*** Block opens ***
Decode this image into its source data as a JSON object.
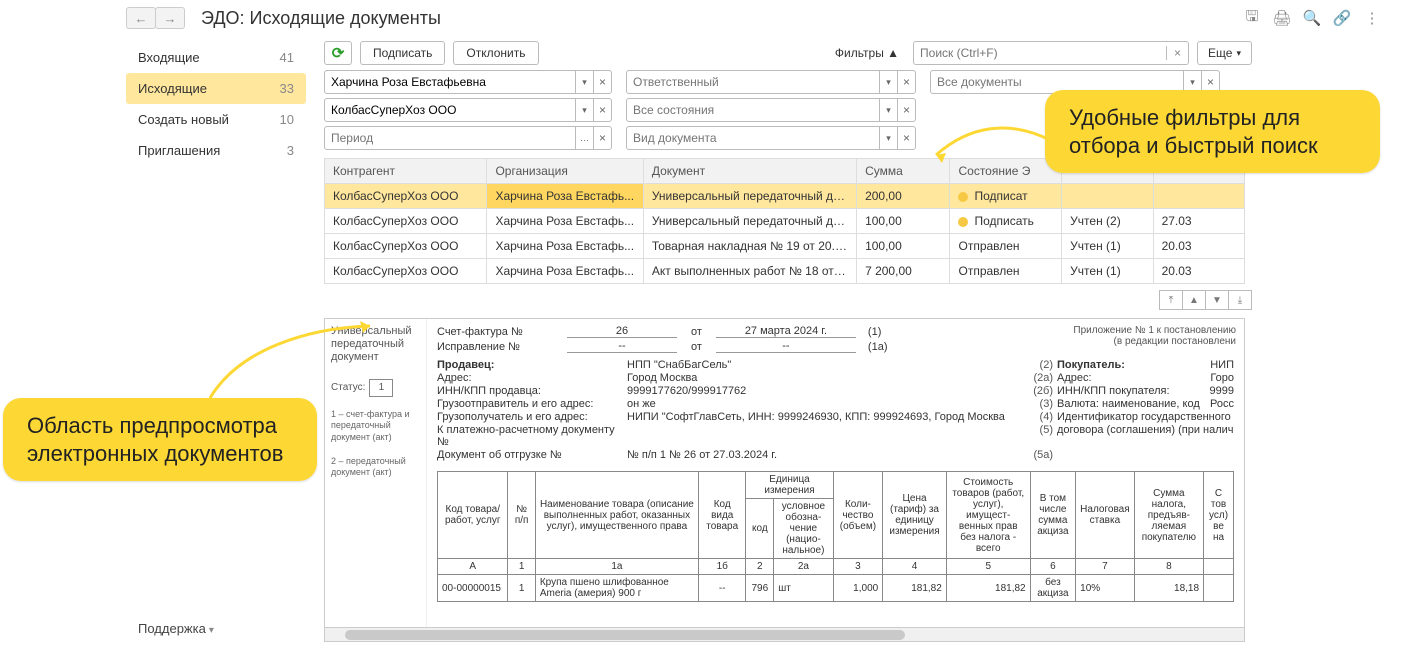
{
  "header": {
    "title": "ЭДО: Исходящие документы"
  },
  "top_icons": {
    "save": "🖫",
    "print": "🖨",
    "search": "🔍",
    "link": "🔗",
    "more": "⋮"
  },
  "sidenav": {
    "items": [
      {
        "label": "Входящие",
        "count": "41"
      },
      {
        "label": "Исходящие",
        "count": "33"
      },
      {
        "label": "Создать новый",
        "count": "10"
      },
      {
        "label": "Приглашения",
        "count": "3"
      }
    ],
    "active_index": 1,
    "support": "Поддержка"
  },
  "toolbar": {
    "sign": "Подписать",
    "reject": "Отклонить",
    "filters_label": "Фильтры ▲",
    "search_placeholder": "Поиск (Ctrl+F)",
    "more": "Еще"
  },
  "filters": {
    "row1": {
      "c1": "Харчина Роза Евстафьевна",
      "c2": "Ответственный",
      "c3": "Все документы"
    },
    "row2": {
      "c1": "КолбасСуперХоз ООО",
      "c2": "Все состояния"
    },
    "row3": {
      "c1": "Период",
      "c2": "Вид документа"
    }
  },
  "grid": {
    "headers": {
      "contr": "Контрагент",
      "org": "Организация",
      "doc": "Документ",
      "sum": "Сумма",
      "state": "Состояние Э",
      "acct": "",
      "date": ""
    },
    "rows": [
      {
        "contr": "КолбасСуперХоз ООО",
        "org": "Харчина Роза Евстафь...",
        "doc": "Универсальный передаточный доку…",
        "sum": "200,00",
        "dot": true,
        "state": "Подписат",
        "acct": "",
        "date": ""
      },
      {
        "contr": "КолбасСуперХоз ООО",
        "org": "Харчина Роза Евстафь...",
        "doc": "Универсальный передаточный доку…",
        "sum": "100,00",
        "dot": true,
        "state": "Подписать",
        "acct": "Учтен (2)",
        "date": "27.03"
      },
      {
        "contr": "КолбасСуперХоз ООО",
        "org": "Харчина Роза Евстафь...",
        "doc": "Товарная накладная № 19 от 20.03…",
        "sum": "100,00",
        "dot": false,
        "state": "Отправлен",
        "acct": "Учтен (1)",
        "date": "20.03"
      },
      {
        "contr": "КолбасСуперХоз ООО",
        "org": "Харчина Роза Евстафь...",
        "doc": "Акт выполненных работ № 18 от 20…",
        "sum": "7 200,00",
        "dot": false,
        "state": "Отправлен",
        "acct": "Учтен (1)",
        "date": "20.03"
      }
    ]
  },
  "preview": {
    "left": {
      "title1": "Универсальный",
      "title2": "передаточный",
      "title3": "документ",
      "status_label": "Статус:",
      "status_value": "1",
      "legend1": "1 – счет-фактура и передаточный документ (акт)",
      "legend2": "2 – передаточный документ (акт)"
    },
    "appx1": "Приложение № 1 к постановлению",
    "appx2": "(в редакции постановлени",
    "line_invoice": {
      "lab": "Счет-фактура №",
      "no": "26",
      "ot": "от",
      "date": "27 марта 2024 г.",
      "code": "(1)"
    },
    "line_fix": {
      "lab": "Исправление №",
      "no": "--",
      "ot": "от",
      "date": "--",
      "code": "(1а)"
    },
    "seller": {
      "h": "Продавец:",
      "val": "НПП \"СнабБагСель\"",
      "n": "(2)",
      "addr_l": "Адрес:",
      "addr_v": "Город Москва",
      "addr_n": "(2а)",
      "inn_l": "ИНН/КПП продавца:",
      "inn_v": "9999177620/999917762",
      "inn_n": "(2б)",
      "cons_l": "Грузоотправитель и его адрес:",
      "cons_v": "он же",
      "cons_n": "(3)",
      "rec_l": "Грузополучатель и его адрес:",
      "rec_v": "НИПИ \"СофтГлавСеть, ИНН: 9999246930, КПП: 999924693, Город Москва",
      "rec_n": "(4)",
      "pay_l": "К платежно-расчетному документу №",
      "pay_v": "",
      "pay_n": "(5)",
      "ship_l": "Документ об отгрузке №",
      "ship_v": "№ п/п 1 № 26 от 27.03.2024 г.",
      "ship_n": "(5а)"
    },
    "buyer": {
      "h": "Покупатель:",
      "h_v": "НИП",
      "addr_l": "Адрес:",
      "addr_v": "Горо",
      "inn_l": "ИНН/КПП покупателя:",
      "inn_v": "9999",
      "cur_l": "Валюта: наименование, код",
      "cur_v": "Росс",
      "gov_l": "Идентификатор государственного",
      "gov2_l": "договора (соглашения) (при налич"
    },
    "items_header": {
      "code": "Код товара/ работ, услуг",
      "no": "№ п/п",
      "name": "Наименование товара (описание выполненных работ, оказанных услуг), имущественного права",
      "kind": "Код вида товара",
      "unit": "Единица измерения",
      "unit_code": "код",
      "unit_name": "условное обозна-чение (нацио-нальное)",
      "qty": "Коли-чество (объем)",
      "price": "Цена (тариф) за единицу измерения",
      "cost": "Стоимость товаров (работ, услуг), имущест-венных прав без налога - всего",
      "excise": "В том числе сумма акциза",
      "tax": "Налоговая ставка",
      "taxsum": "Сумма налога, предъяв-ляемая покупателю",
      "tot": "С тов усл) ве на"
    },
    "items_numrow": {
      "a": "А",
      "b": "1",
      "c": "1а",
      "d": "1б",
      "e": "2",
      "f": "2а",
      "g": "3",
      "h": "4",
      "i": "5",
      "j": "6",
      "k": "7",
      "l": "8"
    },
    "items": [
      {
        "code": "00-00000015",
        "no": "1",
        "name": "Крупа пшено шлифованное Ameria (америя) 900 г",
        "kind": "--",
        "ucode": "796",
        "uname": "шт",
        "qty": "1,000",
        "price": "181,82",
        "cost": "181,82",
        "excise": "без акциза",
        "tax": "10%",
        "taxsum": "18,18"
      }
    ]
  },
  "callouts": {
    "c1": "Удобные фильтры для отбора и быстрый поиск",
    "c2": "Область предпросмотра электронных документов"
  }
}
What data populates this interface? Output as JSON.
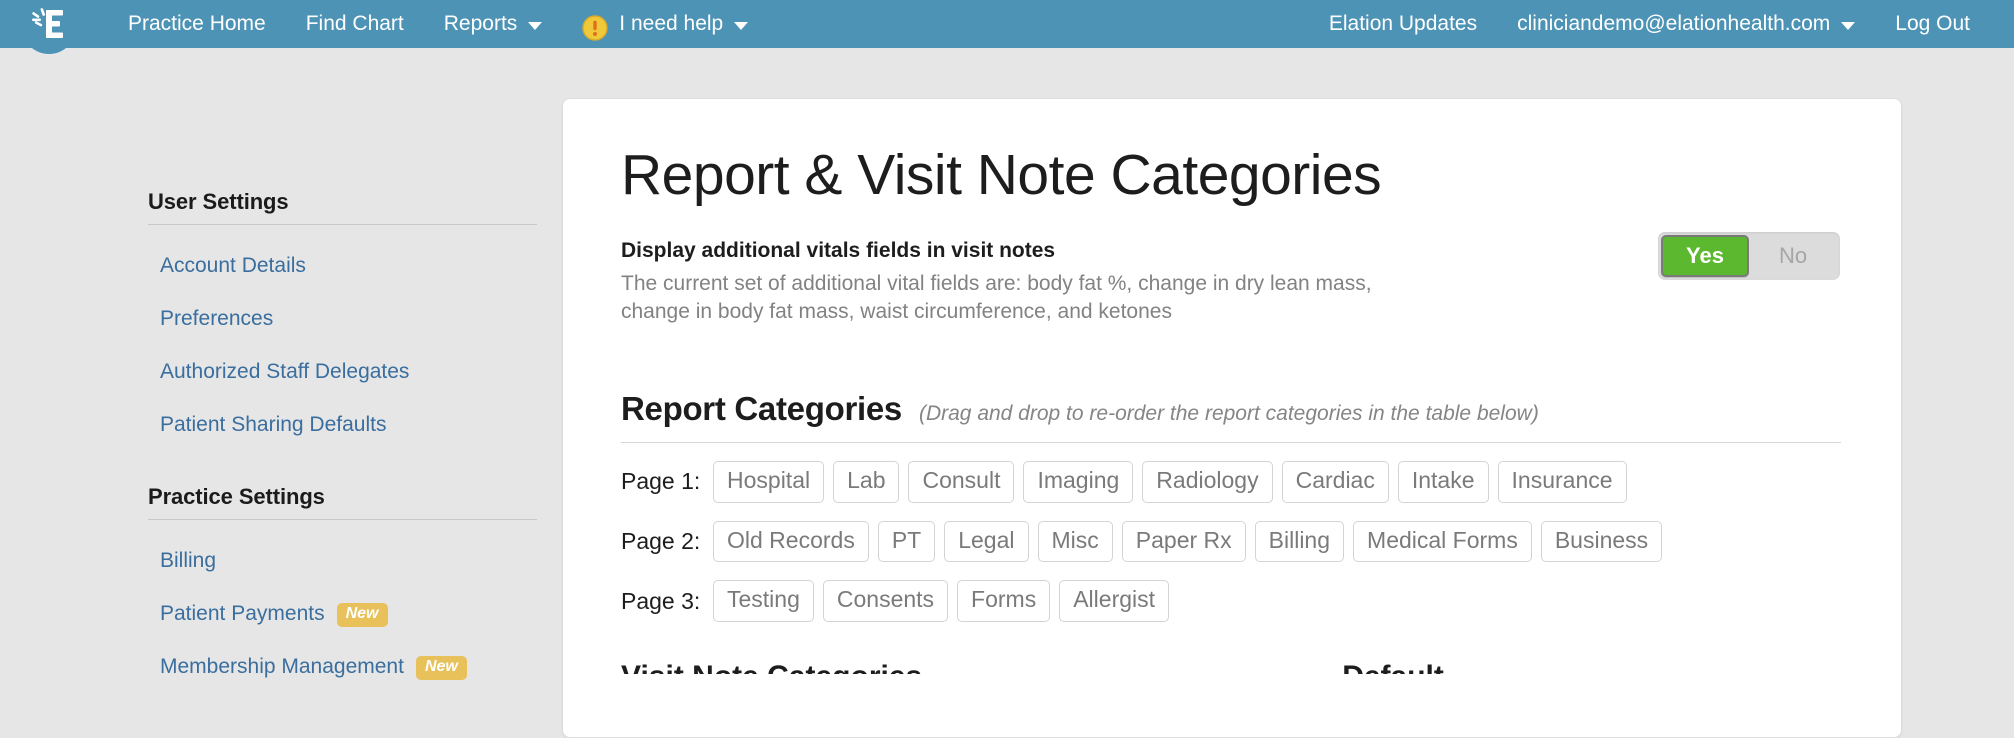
{
  "brand": {
    "logo_icon": "elation-e-logo-icon",
    "nav_background": "#4c93b5"
  },
  "topnav": {
    "left_items": [
      {
        "label": "Practice Home",
        "icon": null,
        "caret": false
      },
      {
        "label": "Find Chart",
        "icon": null,
        "caret": false
      },
      {
        "label": "Reports",
        "icon": null,
        "caret": true
      },
      {
        "label": "I need help",
        "icon": "warning-circle-icon",
        "caret": true
      }
    ],
    "right_items": [
      {
        "label": "Elation Updates",
        "caret": false
      },
      {
        "label": "cliniciandemo@elationhealth.com",
        "caret": true
      },
      {
        "label": "Log Out",
        "caret": false
      }
    ]
  },
  "sidebar": {
    "groups": [
      {
        "title": "User Settings",
        "items": [
          {
            "label": "Account Details",
            "badge": null
          },
          {
            "label": "Preferences",
            "badge": null
          },
          {
            "label": "Authorized Staff Delegates",
            "badge": null
          },
          {
            "label": "Patient Sharing Defaults",
            "badge": null
          }
        ]
      },
      {
        "title": "Practice Settings",
        "items": [
          {
            "label": "Billing",
            "badge": null
          },
          {
            "label": "Patient Payments",
            "badge": "New"
          },
          {
            "label": "Membership Management",
            "badge": "New"
          }
        ]
      }
    ]
  },
  "main": {
    "title": "Report & Visit Note Categories",
    "vitals": {
      "label": "Display additional vitals fields in visit notes",
      "description": "The current set of additional vital fields are: body fat %, change in dry lean mass, change in body fat mass, waist circumference, and ketones",
      "toggle": {
        "yes_label": "Yes",
        "no_label": "No",
        "selected": "Yes",
        "on_color": "#5cb82e",
        "off_color": "#dcdcdc"
      }
    },
    "report_categories": {
      "heading": "Report Categories",
      "hint": "(Drag and drop to re-order the report categories in the table below)",
      "pages": [
        {
          "label": "Page 1:",
          "chips": [
            "Hospital",
            "Lab",
            "Consult",
            "Imaging",
            "Radiology",
            "Cardiac",
            "Intake",
            "Insurance"
          ]
        },
        {
          "label": "Page 2:",
          "chips": [
            "Old Records",
            "PT",
            "Legal",
            "Misc",
            "Paper Rx",
            "Billing",
            "Medical Forms",
            "Business"
          ]
        },
        {
          "label": "Page 3:",
          "chips": [
            "Testing",
            "Consents",
            "Forms",
            "Allergist"
          ]
        }
      ]
    },
    "cut_off": {
      "left": "Visit Note Categories",
      "right": "Default"
    }
  }
}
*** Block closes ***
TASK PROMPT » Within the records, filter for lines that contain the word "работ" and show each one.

RESULT OF THE EXERCISE »
        "doc": "Акт выполненных работ № 18 от 20…",
      "code": "Код товара/ работ, услуг",
      "name": "Наименование товара (описание выполненных работ, оказанных услуг), имущественного права",
      "cost": "Стоимость товаров (работ, услуг), имущест-венных прав без налога - всего",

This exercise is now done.